The family wolfed it – I would love to have a go at making my own – though it would be hard to match the texture and flavour of these demon dumplings.

A fine supper dish when time is at a premium!

IMG_4287

Rocket fuelled Lazy Light Lunch…

5

Rocket fuelled Lazy Light Lunch...

Busy Saturday doing lots of little really…so needed a light lunch that would tidy us over until supper – friends coming round so afternoon shopping trip to Salisbury was on the cards. Had a gorgeous ciabatta loaf which I sliced and grilled lightly on one side, then rubbed with babe Spanish tomatoes split in half – the shells I then pushed into each slice. I topped them with some sexy serrano ham, slivers of salty, sweet and tangy parmesan. Then a little rocket, some more olive oil and voila – a simple, yet just right lunch – I adore rocket – it just adds that pepperiness to such dishes and makes them even more appealing.

Pasta Broccoli…seriously good for you!

15

Pasta Broccoli...

The photo does not really do this dish justice – if you have never tried this combo before – you must. I had something like this in a restaurant over the summer – and I think this is roughly how they did it – but anyway – I like it like this!  It is simple, healthy and delicious.

I was never a fan of this particular greenery but since reading an article on men’s health last year we are now best buddies! This following article is from research into broccoli and the advantages for men in particular – though it is, no doubt, great for ladies too! It caught my eye because I had a creaky joint – not that type! – it was actually my hip! – and, yes, this stuff is good for joints – so, if you can get through the article the recipe follows – but this is great stuff and worth knowing – I didn’t! Listen up!

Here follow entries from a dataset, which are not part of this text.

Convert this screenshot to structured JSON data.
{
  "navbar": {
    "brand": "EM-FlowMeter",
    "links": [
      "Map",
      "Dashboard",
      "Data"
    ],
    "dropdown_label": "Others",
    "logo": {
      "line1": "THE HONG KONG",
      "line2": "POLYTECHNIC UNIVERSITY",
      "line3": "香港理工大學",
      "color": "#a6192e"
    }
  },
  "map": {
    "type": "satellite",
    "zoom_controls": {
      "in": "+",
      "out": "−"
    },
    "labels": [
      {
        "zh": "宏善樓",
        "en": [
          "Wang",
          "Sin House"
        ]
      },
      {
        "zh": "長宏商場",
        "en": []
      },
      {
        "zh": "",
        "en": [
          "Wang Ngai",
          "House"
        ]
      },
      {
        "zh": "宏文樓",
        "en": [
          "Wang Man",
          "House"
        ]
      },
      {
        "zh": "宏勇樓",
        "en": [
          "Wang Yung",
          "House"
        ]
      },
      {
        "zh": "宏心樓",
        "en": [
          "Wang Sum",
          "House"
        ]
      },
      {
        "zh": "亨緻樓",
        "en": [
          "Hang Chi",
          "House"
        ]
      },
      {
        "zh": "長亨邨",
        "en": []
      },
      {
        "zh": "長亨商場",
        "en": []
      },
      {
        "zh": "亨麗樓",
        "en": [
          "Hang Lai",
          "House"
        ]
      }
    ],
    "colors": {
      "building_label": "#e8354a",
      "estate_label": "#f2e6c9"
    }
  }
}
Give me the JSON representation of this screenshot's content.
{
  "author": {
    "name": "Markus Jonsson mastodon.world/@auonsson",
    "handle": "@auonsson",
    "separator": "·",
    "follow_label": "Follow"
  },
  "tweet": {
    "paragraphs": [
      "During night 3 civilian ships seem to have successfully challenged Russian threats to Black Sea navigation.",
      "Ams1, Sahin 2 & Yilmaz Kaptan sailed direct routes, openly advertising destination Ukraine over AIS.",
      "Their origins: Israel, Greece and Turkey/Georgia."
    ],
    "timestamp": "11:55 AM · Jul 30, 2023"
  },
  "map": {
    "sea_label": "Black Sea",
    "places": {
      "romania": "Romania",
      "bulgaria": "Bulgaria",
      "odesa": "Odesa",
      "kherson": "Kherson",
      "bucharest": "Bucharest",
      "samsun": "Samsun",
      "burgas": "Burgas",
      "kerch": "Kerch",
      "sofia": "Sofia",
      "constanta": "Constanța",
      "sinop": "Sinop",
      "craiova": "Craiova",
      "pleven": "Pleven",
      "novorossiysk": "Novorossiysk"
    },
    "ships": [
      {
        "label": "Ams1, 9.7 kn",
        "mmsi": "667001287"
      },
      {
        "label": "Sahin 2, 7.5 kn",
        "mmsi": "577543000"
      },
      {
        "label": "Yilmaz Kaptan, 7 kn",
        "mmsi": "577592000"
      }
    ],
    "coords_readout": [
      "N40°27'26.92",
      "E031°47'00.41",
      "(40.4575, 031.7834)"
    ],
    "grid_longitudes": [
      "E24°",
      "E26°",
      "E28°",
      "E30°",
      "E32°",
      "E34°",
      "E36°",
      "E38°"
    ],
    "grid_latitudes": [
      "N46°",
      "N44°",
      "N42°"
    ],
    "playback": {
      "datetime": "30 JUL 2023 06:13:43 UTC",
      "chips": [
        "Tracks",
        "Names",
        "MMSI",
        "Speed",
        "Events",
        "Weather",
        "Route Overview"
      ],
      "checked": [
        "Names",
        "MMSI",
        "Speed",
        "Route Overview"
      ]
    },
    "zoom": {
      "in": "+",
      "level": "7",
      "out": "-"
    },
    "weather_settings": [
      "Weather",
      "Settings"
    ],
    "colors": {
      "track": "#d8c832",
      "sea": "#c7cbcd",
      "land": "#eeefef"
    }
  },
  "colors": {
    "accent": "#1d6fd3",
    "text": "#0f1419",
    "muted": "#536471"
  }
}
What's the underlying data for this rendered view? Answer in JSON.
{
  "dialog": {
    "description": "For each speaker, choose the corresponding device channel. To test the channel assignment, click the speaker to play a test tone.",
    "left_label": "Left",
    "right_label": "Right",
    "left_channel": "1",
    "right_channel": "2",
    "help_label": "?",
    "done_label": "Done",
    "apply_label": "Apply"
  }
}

Ounce for ounce, broccoli has more vitamins and minerals than almost any vegetable you can eat. (Good news indeed!) Take vitamin K, for example. Broccoli is brimming with 93 micrograms of the stuff per cup. That’s good news, since K is essential for building cartilage and heading off joint inflammation as you get older.

Broccoli also protects your peepers with an abundance of lutein and zeaxanthin, two cartenoids critical to vision. Florets harbour the bulk of broccoli’s carotenoids, including beta-carotene, which the body converts to vitamin A.

It is also a good source of fibre and may help ward off cancer. Studies show that eating three servings a week of cruciferous vegetables like broccoli may slash your risk for prostate cancer significantly. Mix broccoli with tomatoes for even better protection.
Broccoli’s secret to fighting cancer? Researchers believe it’s an antioxidant called sulforaphane, which helps substances called Phase 2 enzymes defend the body against cancer. Sulforaphane also squelches H. pylori, the bacteria behind most common stomach ulcer.’

OK, some jargon there towards the end, but you get the picture. Broccoli is good for you! I guess you all knew that – it was more a learning curve for me….

Anyway, enough science! The recipe!

Ingredients for 4

400 gm pasta
A head of broccoli broken into florets
Olive oil
4 garlic cloves finely sliced
Pinch of red chilli flakes
Black pepper
About 50 gm of parmesan cheese grated – you can use more – or add more at the table

Ok. Put your pasta into a big pan of boiling water – after 4 minutes add the broccoli. No need for salt, as the parmesan does the job later – but add some if you must! Whilst it is cooking ( I cooked it for a further 6 minutes) in a small frying pan, fry the garlic gently in a good, hearty splash of olive oil until it just, just turns a little brown.

Strain the pasta and broc – reserve a tiny bit of the cooking water in the pan. Add the broc and pasta back to the pan and then add the garlic and the oil – stir round – grind over some black pepper and add the chilli flakes – stir gently then stir in the parmesan.

Serve immediately – you can add more chilli flakes to your taste, or more parmesan, or even more oil at the table if you so wish. I like the broccoli a little more al dente than I cooked it yesterday – I took my eye off the pan! So be careful ! But it was, nonetheless, a great and easy supper dish – my kids loved it and it is now a firm fixture in my culinary simple supper repertoire.

And, I know it is doing me….. deep within….good!